In the past, ECT has traditionally been taught using didactic methods, such as lectures and directed readings.  Often, a few stations with ECT machines and different equipment would be set up so students could get more of an idea of what a typical procedure looks like.  The idea behind this type of training was that students would then go back to their respective facilities and get some practice with real-life patients, under supervision.  However, the problem with this method was that no one ever measured to see how effective it really was.

People across North America are looking at how to replicate our SIM lab. There’s a high level of interest in this type of training. – Dr. Kiran Rabheru

A few years ago, with the help of a team of investigators, Rabheru led the research on this very subject.  He split his class of psychiatric residents into two teams and taught half of them using traditional didactic methods and the other half using practical methods in the simulation lab on mannequins.  Those who trained with the dummies were allowed to practise their skills for as long as they wanted.  After the teaching was complete, both groups underwent a standardized test that measured three different domains: knowledge, confidence and skills.  The study revealed that while both groups had an equal level of knowledge and confidence, the group that received the simulation-based training had a much higher skill level.  Rabheru said that while none of the traditionally trained residents passed the skills-based station, 100 per cent of the simulation-based cohort passed and actually did very well.  As a result, patients of psychiatrists who received the hands-on training had better outcomes and lower risks of cognitive side effects.

This finding is significant, because it rejects decades of assumptions about ECT training.  It is also particularly worrisome because it points to the fact that many trainees may have graduated from psychiatric residency programs without knowing how to administer ECT safely and effectively.  Patients could potentially be put in harms way if they are treated by a clinician lacking the necessary skills to properly deliver ECT.
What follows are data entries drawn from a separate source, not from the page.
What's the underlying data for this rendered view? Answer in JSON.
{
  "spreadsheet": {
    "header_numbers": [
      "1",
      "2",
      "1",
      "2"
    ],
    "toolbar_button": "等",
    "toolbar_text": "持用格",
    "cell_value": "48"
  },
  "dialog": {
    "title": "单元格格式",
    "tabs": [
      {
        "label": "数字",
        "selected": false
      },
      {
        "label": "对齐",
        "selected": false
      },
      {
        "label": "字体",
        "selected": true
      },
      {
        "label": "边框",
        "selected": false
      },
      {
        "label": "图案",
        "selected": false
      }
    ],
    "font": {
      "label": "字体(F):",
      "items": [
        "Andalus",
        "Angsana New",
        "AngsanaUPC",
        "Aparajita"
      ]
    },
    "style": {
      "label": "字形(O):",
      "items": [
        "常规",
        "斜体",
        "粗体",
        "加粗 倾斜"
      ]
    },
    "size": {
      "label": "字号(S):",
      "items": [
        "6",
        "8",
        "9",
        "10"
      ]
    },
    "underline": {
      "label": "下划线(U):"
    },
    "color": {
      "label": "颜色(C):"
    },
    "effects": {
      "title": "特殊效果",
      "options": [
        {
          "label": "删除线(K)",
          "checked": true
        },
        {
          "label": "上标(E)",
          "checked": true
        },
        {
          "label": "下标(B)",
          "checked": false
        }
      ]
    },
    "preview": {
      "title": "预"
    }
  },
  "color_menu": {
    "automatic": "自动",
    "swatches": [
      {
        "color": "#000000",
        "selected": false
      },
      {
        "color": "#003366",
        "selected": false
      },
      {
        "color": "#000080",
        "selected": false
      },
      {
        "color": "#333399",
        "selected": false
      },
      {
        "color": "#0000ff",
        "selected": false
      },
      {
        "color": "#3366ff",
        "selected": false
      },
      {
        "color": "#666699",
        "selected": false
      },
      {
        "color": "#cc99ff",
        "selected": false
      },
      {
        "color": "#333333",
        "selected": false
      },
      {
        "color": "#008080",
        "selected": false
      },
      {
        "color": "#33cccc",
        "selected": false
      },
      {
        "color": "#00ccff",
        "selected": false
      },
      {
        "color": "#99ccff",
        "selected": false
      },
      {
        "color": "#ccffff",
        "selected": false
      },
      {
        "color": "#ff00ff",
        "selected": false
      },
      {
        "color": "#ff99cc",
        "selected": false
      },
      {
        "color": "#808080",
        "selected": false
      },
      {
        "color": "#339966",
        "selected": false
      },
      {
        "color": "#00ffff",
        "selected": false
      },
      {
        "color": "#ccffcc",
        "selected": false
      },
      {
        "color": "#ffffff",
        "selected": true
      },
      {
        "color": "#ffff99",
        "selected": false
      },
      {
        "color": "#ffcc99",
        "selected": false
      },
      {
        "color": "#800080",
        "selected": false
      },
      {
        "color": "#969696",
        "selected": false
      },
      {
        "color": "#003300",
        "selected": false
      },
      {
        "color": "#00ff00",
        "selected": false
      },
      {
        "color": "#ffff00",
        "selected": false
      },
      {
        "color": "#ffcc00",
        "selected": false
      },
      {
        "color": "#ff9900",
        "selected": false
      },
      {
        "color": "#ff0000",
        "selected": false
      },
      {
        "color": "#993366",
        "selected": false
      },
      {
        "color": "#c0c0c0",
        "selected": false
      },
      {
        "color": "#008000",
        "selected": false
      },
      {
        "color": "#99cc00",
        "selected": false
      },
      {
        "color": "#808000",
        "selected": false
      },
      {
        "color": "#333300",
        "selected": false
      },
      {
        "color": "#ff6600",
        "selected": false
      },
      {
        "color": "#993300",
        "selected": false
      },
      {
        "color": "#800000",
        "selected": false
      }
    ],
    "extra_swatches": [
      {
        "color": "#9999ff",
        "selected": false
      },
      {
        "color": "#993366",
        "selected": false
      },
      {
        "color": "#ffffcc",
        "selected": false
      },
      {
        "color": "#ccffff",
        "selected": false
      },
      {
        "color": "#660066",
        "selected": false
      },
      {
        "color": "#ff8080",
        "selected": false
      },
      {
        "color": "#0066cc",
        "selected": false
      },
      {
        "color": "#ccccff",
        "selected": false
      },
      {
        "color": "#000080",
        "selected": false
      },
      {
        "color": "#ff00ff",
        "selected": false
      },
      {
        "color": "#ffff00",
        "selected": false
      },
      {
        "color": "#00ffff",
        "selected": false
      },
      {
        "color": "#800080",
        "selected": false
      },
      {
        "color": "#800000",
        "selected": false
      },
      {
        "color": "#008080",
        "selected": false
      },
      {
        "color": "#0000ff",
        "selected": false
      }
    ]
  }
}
“For the first time, we were able to demonstrate that simulation-based training actually has a huge effect on the level of skills, which makes total sense when you think about it,” said Rabheru.  “It was nice to see it being demonstrated in a proper scientific trial.”

Rabheru said he’s hopeful that the new training guidelines will encourage other hospitals around Canada and the world to open their own ECT simulation centres and embrace hands-on training.

“People across North America are looking at how to replicate our SIM lab,” he said. “There’s a high level of interest in this type of training.”